Studies have also shown that homes with feeders can have more bird deaths from window strikes, so it’s vital to place feeders a foot or less away from windows.

Nighthawk Migration
            The first migration of nighthawks statewide was reported on 8/17, so the time is now for nighthawks to begin to appear in our area. Look for nighthawks usually close to evening, flying erratically as they try to capture insects on the wing. Their pointed, angular wings, each with a broad white line, helps to ID them quickly.
Individuals become quite gregarious during fall migration, sometimes gathering in flocks of thousands. Mary and I typically see small groups of a dozen or so.
Recent breeding bird survey data suggest a substantial decline in numbers of this species. It has been listed as Threatened in Canada – a decline of about 50% has been noted there over the past 3 generations. In the United States it is considered critically imperiled or imperiled in Connecticut, Rhode Island, New Hampshire, Vermont, and Delaware.
Nighthawks winter in South America in Brazil and Paraguay, making one of the longest migrations of all songbirds. Note: nighthawks aren’t hawks; they’re in the same family with whip-poor-wills.

Science on Tap
The remarkably successful “Science on Tap” speaker series resumes on 9/3 with retired DNR wildlife biologist Ron Eckstein discussing “The Bald Eagle: The Fall and Rise of a Northwoods Icon.” Ron banded several thousand bald eagles during his career, and knows their life histories as well as anyone in the state. Grab a beer and catch Ron’s talk, which begins at 6:30 – I recommend getting there early to find a seat!
Mercer has followed suit with this very successful pairing of beer and science. The next “Mercer Science and Conservation on Tap” is on 9/4 with Zach Wilson sharing information on “The Endangered Marten of Iron County.” The program starts at 6 pm at the Pines Beer Garden in Mercer.

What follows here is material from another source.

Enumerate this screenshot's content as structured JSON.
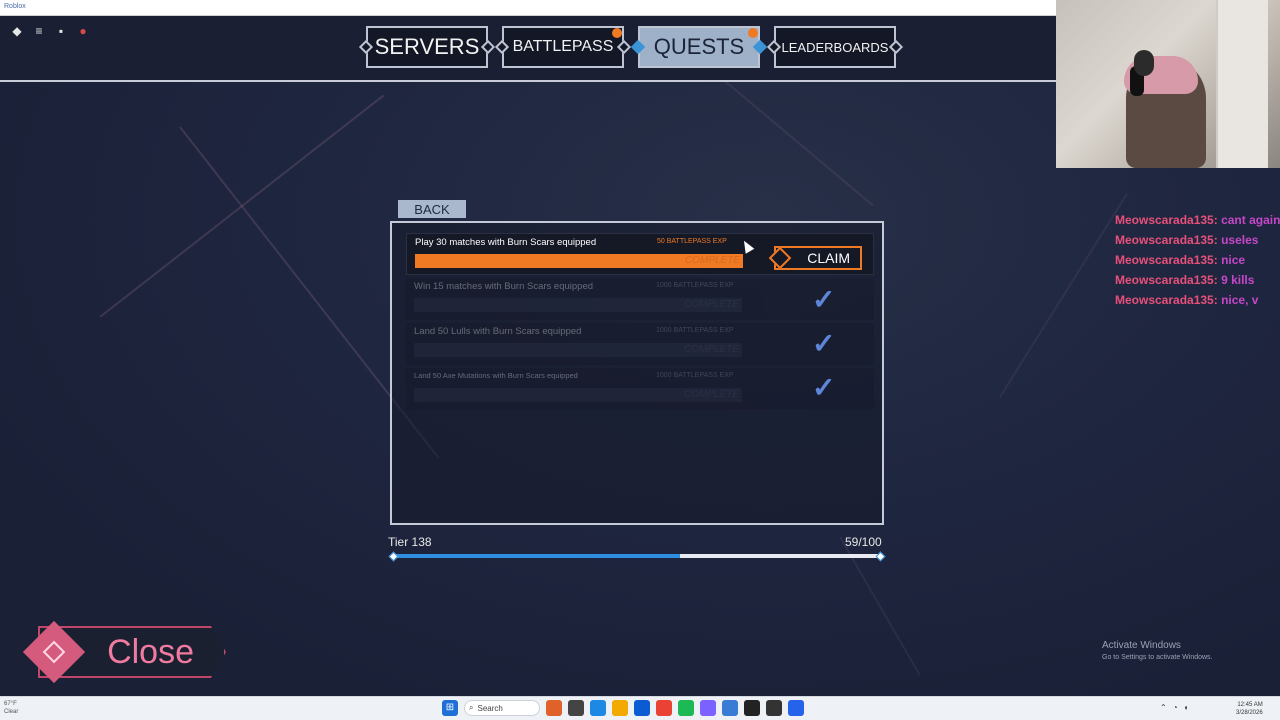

Jeff DeFrancisco of Harshaw has had two sandhill cranes feeding under his songbird feeders since July, a rather unusual sighting!
Back on 7/25, I received an email from John Randolph in Hazelhurst, who wrote: “For the first time, Karin and I have been enjoying adult and fledgling red-headed woodpeckers on our deck, mostly eating suet. A friend in Harshaw and another, who lives on Lake Tomahawk, both have the red-heads and fledglings as well. It would be nice if this becomes a sustained trend, with this population increasing up here. Such beautiful birds!” John and Karin are indeed fortunate as red-headed woodpeckers remain quite uncommon in our area – I don’t believe Mary and I have seen a single one this summer.
Mary, Callie, and I bird Powell Marsh regularly, and this summer we’ve been able to watch a pair of trumpeter swans successfully incubate, hatch, and raise four young on the main pool at Powell. The young take around 14 weeks to fledge, so we expect to see them in flight in early October.

Celestial Events
August is prime Milky Way time. Look for the Milky Way running from Sagittarius and Scorpius in the southwest, up and left across Aquila and through the big Summer Triangle high in the southeast, and on down through Cassiopeia to Perseus rising low in the northeast.